[[ Data under study open ]]

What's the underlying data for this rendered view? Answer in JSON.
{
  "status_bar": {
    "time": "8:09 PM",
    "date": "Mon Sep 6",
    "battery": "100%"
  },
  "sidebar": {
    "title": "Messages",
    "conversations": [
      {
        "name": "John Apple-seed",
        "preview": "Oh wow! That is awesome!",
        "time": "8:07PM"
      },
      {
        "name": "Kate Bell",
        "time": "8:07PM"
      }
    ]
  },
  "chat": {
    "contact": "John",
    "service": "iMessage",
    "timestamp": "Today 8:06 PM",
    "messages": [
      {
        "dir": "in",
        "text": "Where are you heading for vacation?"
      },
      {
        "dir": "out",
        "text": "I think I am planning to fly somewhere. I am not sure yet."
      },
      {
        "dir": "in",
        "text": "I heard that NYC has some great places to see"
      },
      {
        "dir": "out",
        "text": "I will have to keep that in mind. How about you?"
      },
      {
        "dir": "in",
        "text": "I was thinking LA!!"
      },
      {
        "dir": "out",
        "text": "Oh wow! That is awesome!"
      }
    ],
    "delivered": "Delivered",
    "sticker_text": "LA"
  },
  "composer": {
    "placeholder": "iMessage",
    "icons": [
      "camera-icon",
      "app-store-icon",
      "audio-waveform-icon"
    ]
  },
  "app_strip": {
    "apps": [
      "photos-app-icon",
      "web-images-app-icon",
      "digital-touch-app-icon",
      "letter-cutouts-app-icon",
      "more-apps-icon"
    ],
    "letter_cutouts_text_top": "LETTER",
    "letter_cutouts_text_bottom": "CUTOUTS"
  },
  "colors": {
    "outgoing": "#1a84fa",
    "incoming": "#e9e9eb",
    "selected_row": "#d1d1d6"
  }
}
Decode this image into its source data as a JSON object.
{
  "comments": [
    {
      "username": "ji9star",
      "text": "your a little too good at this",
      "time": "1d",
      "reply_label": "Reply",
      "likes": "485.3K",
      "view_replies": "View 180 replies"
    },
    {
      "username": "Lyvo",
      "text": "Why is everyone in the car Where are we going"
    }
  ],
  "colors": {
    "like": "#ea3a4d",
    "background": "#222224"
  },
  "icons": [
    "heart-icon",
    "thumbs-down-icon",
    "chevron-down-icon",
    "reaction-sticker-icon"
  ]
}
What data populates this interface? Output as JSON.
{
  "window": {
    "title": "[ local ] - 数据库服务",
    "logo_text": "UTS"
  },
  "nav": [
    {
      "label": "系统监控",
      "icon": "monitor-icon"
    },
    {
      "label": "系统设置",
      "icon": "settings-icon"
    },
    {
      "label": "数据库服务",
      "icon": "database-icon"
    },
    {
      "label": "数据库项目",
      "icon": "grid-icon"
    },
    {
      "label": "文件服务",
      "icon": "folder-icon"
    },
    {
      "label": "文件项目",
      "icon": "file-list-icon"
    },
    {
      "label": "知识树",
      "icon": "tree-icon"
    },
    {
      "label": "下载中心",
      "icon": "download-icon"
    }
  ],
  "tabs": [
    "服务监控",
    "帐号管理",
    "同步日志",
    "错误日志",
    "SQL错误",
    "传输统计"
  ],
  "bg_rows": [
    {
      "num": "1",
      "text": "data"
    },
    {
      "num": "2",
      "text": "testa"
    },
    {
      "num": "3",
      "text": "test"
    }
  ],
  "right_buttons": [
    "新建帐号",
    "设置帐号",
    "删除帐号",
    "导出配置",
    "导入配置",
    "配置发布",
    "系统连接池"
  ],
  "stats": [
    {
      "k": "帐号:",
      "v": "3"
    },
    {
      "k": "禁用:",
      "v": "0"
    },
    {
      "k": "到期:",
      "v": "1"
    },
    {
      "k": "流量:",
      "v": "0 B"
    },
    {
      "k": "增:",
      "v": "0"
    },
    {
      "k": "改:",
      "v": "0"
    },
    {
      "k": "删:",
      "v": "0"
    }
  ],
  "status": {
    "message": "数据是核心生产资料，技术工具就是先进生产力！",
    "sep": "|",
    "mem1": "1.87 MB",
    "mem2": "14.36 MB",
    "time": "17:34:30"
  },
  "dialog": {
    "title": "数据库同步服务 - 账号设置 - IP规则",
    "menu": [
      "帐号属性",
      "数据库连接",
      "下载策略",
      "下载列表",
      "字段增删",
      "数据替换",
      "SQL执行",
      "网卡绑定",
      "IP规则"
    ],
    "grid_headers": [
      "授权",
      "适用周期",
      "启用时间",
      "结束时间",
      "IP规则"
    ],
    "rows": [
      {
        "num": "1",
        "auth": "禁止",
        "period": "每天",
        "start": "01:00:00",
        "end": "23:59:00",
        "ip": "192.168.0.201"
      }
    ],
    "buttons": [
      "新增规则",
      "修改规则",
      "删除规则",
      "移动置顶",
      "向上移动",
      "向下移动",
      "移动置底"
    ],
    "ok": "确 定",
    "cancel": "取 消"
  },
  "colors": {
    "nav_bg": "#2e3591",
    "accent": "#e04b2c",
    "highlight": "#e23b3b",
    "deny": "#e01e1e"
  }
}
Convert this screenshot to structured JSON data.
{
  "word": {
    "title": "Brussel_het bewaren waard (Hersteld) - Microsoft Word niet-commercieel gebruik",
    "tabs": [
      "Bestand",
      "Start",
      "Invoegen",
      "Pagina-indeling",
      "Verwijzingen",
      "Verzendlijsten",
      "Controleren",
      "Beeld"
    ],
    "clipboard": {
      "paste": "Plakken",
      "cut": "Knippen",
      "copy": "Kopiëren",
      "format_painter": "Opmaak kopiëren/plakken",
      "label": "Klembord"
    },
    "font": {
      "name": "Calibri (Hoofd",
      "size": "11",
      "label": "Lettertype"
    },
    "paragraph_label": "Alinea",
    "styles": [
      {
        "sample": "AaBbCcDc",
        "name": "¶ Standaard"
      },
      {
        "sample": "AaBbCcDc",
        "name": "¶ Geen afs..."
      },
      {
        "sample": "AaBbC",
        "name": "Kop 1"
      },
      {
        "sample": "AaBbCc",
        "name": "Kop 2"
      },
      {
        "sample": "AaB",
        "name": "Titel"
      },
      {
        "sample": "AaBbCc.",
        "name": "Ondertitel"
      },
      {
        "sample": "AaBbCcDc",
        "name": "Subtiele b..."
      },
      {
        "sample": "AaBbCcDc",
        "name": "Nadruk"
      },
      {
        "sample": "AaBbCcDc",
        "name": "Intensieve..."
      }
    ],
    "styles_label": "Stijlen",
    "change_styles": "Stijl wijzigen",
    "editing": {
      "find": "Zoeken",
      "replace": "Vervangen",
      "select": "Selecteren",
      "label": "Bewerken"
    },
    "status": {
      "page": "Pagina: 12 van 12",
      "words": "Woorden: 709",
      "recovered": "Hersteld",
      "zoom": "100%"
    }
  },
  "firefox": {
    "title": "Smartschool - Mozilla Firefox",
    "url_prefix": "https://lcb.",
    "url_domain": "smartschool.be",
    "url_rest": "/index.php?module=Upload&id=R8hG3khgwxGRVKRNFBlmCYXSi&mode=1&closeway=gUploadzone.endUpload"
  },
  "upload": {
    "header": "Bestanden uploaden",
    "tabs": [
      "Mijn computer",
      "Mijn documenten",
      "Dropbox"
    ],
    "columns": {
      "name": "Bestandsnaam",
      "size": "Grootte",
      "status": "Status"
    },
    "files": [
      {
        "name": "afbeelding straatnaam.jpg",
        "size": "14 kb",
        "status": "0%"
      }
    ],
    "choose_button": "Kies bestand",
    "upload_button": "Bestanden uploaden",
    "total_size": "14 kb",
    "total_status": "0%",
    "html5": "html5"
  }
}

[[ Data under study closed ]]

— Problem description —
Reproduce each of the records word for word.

— Solution below —
What's the underlying data for this rendered view? Answer in JSON.
{
  "status_bar": {
    "time": "8:09 PM",
    "date": "Mon Sep 6",
    "battery": "100%"
  },
  "sidebar": {
    "title": "Messages",
    "conversations": [
      {
        "name": "John Apple-seed",
        "preview": "Oh wow! That is awesome!",
        "time": "8:07PM"
      },
      {
        "name": "Kate Bell",
        "time": "8:07PM"
      }
    ]
  },
  "chat": {
    "contact": "John",
    "service": "iMessage",
    "timestamp": "Today 8:06 PM",
    "messages": [
      {
        "dir": "in",
        "text": "Where are you heading for vacation?"
      },
      {
        "dir": "out",
        "text": "I think I am planning to fly somewhere. I am not sure yet."
      },
      {
        "dir": "in",
        "text": "I heard that NYC has some great places to see"
      },
      {
        "dir": "out",
        "text": "I will have to keep that in mind. How about you?"
      },
      {
        "dir": "in",
        "text": "I was thinking LA!!"
      },
      {
        "dir": "out",
        "text": "Oh wow! That is awesome!"
      }
    ],
    "delivered": "Delivered",
    "sticker_text": "LA"
  },
  "composer": {
    "placeholder": "iMessage",
    "icons": [
      "camera-icon",
      "app-store-icon",
      "audio-waveform-icon"
    ]
  },
  "app_strip": {
    "apps": [
      "photos-app-icon",
      "web-images-app-icon",
      "digital-touch-app-icon",
      "letter-cutouts-app-icon",
      "more-apps-icon"
    ],
    "letter_cutouts_text_top": "LETTER",
    "letter_cutouts_text_bottom": "CUTOUTS"
  },
  "colors": {
    "outgoing": "#1a84fa",
    "incoming": "#e9e9eb",
    "selected_row": "#d1d1d6"
  }
}
Decode this image into its source data as a JSON object.
{
  "comments": [
    {
      "username": "ji9star",
      "text": "your a little too good at this",
      "time": "1d",
      "reply_label": "Reply",
      "likes": "485.3K",
      "view_replies": "View 180 replies"
    },
    {
      "username": "Lyvo",
      "text": "Why is everyone in the car Where are we going"
    }
  ],
  "colors": {
    "like": "#ea3a4d",
    "background": "#222224"
  },
  "icons": [
    "heart-icon",
    "thumbs-down-icon",
    "chevron-down-icon",
    "reaction-sticker-icon"
  ]
}
What data populates this interface? Output as JSON.
{
  "window": {
    "title": "[ local ] - 数据库服务",
    "logo_text": "UTS"
  },
  "nav": [
    {
      "label": "系统监控",
      "icon": "monitor-icon"
    },
    {
      "label": "系统设置",
      "icon": "settings-icon"
    },
    {
      "label": "数据库服务",
      "icon": "database-icon"
    },
    {
      "label": "数据库项目",
      "icon": "grid-icon"
    },
    {
      "label": "文件服务",
      "icon": "folder-icon"
    },
    {
      "label": "文件项目",
      "icon": "file-list-icon"
    },
    {
      "label": "知识树",
      "icon": "tree-icon"
    },
    {
      "label": "下载中心",
      "icon": "download-icon"
    }
  ],
  "tabs": [
    "服务监控",
    "帐号管理",
    "同步日志",
    "错误日志",
    "SQL错误",
    "传输统计"
  ],
  "bg_rows": [
    {
      "num": "1",
      "text": "data"
    },
    {
      "num": "2",
      "text": "testa"
    },
    {
      "num": "3",
      "text": "test"
    }
  ],
  "right_buttons": [
    "新建帐号",
    "设置帐号",
    "删除帐号",
    "导出配置",
    "导入配置",
    "配置发布",
    "系统连接池"
  ],
  "stats": [
    {
      "k": "帐号:",
      "v": "3"
    },
    {
      "k": "禁用:",
      "v": "0"
    },
    {
      "k": "到期:",
      "v": "1"
    },
    {
      "k": "流量:",
      "v": "0 B"
    },
    {
      "k": "增:",
      "v": "0"
    },
    {
      "k": "改:",
      "v": "0"
    },
    {
      "k": "删:",
      "v": "0"
    }
  ],
  "status": {
    "message": "数据是核心生产资料，技术工具就是先进生产力！",
    "sep": "|",
    "mem1": "1.87 MB",
    "mem2": "14.36 MB",
    "time": "17:34:30"
  },
  "dialog": {
    "title": "数据库同步服务 - 账号设置 - IP规则",
    "menu": [
      "帐号属性",
      "数据库连接",
      "下载策略",
      "下载列表",
      "字段增删",
      "数据替换",
      "SQL执行",
      "网卡绑定",
      "IP规则"
    ],
    "grid_headers": [
      "授权",
      "适用周期",
      "启用时间",
      "结束时间",
      "IP规则"
    ],
    "rows": [
      {
        "num": "1",
        "auth": "禁止",
        "period": "每天",
        "start": "01:00:00",
        "end": "23:59:00",
        "ip": "192.168.0.201"
      }
    ],
    "buttons": [
      "新增规则",
      "修改规则",
      "删除规则",
      "移动置顶",
      "向上移动",
      "向下移动",
      "移动置底"
    ],
    "ok": "确 定",
    "cancel": "取 消"
  },
  "colors": {
    "nav_bg": "#2e3591",
    "accent": "#e04b2c",
    "highlight": "#e23b3b",
    "deny": "#e01e1e"
  }
}
Convert this screenshot to structured JSON data.
{
  "word": {
    "title": "Brussel_het bewaren waard (Hersteld) - Microsoft Word niet-commercieel gebruik",
    "tabs": [
      "Bestand",
      "Start",
      "Invoegen",
      "Pagina-indeling",
      "Verwijzingen",
      "Verzendlijsten",
      "Controleren",
      "Beeld"
    ],
    "clipboard": {
      "paste": "Plakken",
      "cut": "Knippen",
      "copy": "Kopiëren",
      "format_painter": "Opmaak kopiëren/plakken",
      "label": "Klembord"
    },
    "font": {
      "name": "Calibri (Hoofd",
      "size": "11",
      "label": "Lettertype"
    },
    "paragraph_label": "Alinea",
    "styles": [
      {
        "sample": "AaBbCcDc",
        "name": "¶ Standaard"
      },
      {
        "sample": "AaBbCcDc",
        "name": "¶ Geen afs..."
      },
      {
        "sample": "AaBbC",
        "name": "Kop 1"
      },
      {
        "sample": "AaBbCc",
        "name": "Kop 2"
      },
      {
        "sample": "AaB",
        "name": "Titel"
      },
      {
        "sample": "AaBbCc.",
        "name": "Ondertitel"
      },
      {
        "sample": "AaBbCcDc",
        "name": "Subtiele b..."
      },
      {
        "sample": "AaBbCcDc",
        "name": "Nadruk"
      },
      {
        "sample": "AaBbCcDc",
        "name": "Intensieve..."
      }
    ],
    "styles_label": "Stijlen",
    "change_styles": "Stijl wijzigen",
    "editing": {
      "find": "Zoeken",
      "replace": "Vervangen",
      "select": "Selecteren",
      "label": "Bewerken"
    },
    "status": {
      "page": "Pagina: 12 van 12",
      "words": "Woorden: 709",
      "recovered": "Hersteld",
      "zoom": "100%"
    }
  },
  "firefox": {
    "title": "Smartschool - Mozilla Firefox",
    "url_prefix": "https://lcb.",
    "url_domain": "smartschool.be",
    "url_rest": "/index.php?module=Upload&id=R8hG3khgwxGRVKRNFBlmCYXSi&mode=1&closeway=gUploadzone.endUpload"
  },
  "upload": {
    "header": "Bestanden uploaden",
    "tabs": [
      "Mijn computer",
      "Mijn documenten",
      "Dropbox"
    ],
    "columns": {
      "name": "Bestandsnaam",
      "size": "Grootte",
      "status": "Status"
    },
    "files": [
      {
        "name": "afbeelding straatnaam.jpg",
        "size": "14 kb",
        "status": "0%"
      }
    ],
    "choose_button": "Kies bestand",
    "upload_button": "Bestanden uploaden",
    "total_size": "14 kb",
    "total_status": "0%",
    "html5": "html5"
  }
}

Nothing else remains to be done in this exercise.